_Material to process_

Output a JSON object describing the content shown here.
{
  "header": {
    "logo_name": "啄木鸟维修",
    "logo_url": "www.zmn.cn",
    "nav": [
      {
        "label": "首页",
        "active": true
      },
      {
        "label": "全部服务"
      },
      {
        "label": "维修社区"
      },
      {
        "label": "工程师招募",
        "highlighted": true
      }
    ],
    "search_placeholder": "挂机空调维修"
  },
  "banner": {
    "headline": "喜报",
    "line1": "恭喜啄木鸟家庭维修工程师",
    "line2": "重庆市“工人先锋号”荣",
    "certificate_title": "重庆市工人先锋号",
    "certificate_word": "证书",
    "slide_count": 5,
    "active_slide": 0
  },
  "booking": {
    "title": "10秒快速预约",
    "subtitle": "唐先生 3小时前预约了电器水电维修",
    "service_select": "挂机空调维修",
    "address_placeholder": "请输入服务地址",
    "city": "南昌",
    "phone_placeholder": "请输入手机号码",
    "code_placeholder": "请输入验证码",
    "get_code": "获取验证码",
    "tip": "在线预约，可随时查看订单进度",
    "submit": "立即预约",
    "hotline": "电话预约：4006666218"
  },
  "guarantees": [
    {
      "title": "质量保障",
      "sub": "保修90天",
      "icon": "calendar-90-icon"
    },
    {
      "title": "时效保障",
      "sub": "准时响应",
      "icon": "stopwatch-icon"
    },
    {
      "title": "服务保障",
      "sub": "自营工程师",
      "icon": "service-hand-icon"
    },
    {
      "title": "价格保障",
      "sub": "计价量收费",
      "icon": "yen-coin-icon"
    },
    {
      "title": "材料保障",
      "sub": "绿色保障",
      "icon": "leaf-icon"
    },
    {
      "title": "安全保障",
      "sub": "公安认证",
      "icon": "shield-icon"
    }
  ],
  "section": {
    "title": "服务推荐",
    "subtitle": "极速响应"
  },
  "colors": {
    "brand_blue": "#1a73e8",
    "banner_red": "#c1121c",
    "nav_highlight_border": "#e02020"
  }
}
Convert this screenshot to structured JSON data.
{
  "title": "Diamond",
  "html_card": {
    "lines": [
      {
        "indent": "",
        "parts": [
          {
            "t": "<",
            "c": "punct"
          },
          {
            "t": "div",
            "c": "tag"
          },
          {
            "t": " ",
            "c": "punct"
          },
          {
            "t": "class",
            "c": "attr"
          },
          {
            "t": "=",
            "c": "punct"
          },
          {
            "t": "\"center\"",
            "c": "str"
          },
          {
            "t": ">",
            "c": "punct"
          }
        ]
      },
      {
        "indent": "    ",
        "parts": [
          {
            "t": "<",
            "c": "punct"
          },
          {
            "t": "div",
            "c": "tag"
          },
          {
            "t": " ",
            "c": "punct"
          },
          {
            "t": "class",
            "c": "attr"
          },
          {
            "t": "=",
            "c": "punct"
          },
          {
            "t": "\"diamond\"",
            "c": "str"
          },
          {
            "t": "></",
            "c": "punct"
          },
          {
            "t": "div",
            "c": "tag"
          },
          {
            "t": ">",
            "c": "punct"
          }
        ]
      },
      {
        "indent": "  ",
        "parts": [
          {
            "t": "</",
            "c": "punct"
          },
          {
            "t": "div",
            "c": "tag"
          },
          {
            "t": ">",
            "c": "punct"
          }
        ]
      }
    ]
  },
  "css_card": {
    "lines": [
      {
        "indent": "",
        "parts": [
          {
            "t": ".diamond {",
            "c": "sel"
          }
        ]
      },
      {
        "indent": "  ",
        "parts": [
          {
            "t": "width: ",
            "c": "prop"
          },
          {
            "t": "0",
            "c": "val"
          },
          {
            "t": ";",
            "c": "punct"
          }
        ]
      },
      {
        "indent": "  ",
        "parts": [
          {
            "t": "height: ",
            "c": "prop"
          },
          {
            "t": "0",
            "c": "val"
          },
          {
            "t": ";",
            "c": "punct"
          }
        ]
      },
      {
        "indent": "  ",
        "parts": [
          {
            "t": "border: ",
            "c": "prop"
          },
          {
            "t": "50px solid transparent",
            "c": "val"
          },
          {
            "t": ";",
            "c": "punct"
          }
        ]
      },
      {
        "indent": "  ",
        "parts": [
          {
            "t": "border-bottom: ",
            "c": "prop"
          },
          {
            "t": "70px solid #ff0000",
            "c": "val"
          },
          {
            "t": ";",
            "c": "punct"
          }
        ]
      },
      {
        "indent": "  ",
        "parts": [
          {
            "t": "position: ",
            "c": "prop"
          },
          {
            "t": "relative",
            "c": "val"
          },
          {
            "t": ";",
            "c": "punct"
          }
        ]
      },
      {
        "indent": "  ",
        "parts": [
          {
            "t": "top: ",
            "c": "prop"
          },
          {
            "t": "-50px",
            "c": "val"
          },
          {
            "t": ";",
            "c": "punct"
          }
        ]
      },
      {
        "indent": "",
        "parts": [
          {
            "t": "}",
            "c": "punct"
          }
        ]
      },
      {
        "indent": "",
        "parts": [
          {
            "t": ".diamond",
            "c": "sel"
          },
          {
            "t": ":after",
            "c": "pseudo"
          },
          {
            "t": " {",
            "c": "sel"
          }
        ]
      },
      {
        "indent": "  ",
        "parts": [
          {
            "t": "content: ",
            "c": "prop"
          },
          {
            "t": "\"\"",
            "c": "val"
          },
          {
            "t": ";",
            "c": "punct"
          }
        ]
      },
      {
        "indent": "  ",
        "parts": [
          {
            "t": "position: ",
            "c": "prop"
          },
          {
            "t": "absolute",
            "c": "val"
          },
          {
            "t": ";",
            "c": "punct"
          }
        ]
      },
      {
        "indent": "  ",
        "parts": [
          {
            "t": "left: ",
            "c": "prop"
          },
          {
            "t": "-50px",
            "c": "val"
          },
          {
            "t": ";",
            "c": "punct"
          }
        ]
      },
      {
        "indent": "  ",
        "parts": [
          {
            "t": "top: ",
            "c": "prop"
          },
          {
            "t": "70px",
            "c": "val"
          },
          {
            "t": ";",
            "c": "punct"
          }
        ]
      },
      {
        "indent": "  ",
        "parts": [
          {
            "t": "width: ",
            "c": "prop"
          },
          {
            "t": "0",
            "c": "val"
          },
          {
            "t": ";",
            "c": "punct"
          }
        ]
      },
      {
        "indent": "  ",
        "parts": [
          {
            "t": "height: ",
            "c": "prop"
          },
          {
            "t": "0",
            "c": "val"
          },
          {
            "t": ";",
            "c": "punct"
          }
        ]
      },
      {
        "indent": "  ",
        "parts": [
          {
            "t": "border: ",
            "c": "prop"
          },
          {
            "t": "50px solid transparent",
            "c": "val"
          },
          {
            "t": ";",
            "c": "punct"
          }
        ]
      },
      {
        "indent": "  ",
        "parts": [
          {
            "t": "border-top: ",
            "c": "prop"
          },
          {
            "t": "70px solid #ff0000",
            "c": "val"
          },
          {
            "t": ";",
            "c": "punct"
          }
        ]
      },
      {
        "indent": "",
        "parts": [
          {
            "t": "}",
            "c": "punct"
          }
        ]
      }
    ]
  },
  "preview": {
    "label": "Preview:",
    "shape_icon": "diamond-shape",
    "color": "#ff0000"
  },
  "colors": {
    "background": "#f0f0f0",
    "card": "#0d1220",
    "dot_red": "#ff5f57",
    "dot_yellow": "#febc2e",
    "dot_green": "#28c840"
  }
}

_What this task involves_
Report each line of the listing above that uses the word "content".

_Output of the exercise_
Output a JSON object describing the content shown here.
            "t": "content: ",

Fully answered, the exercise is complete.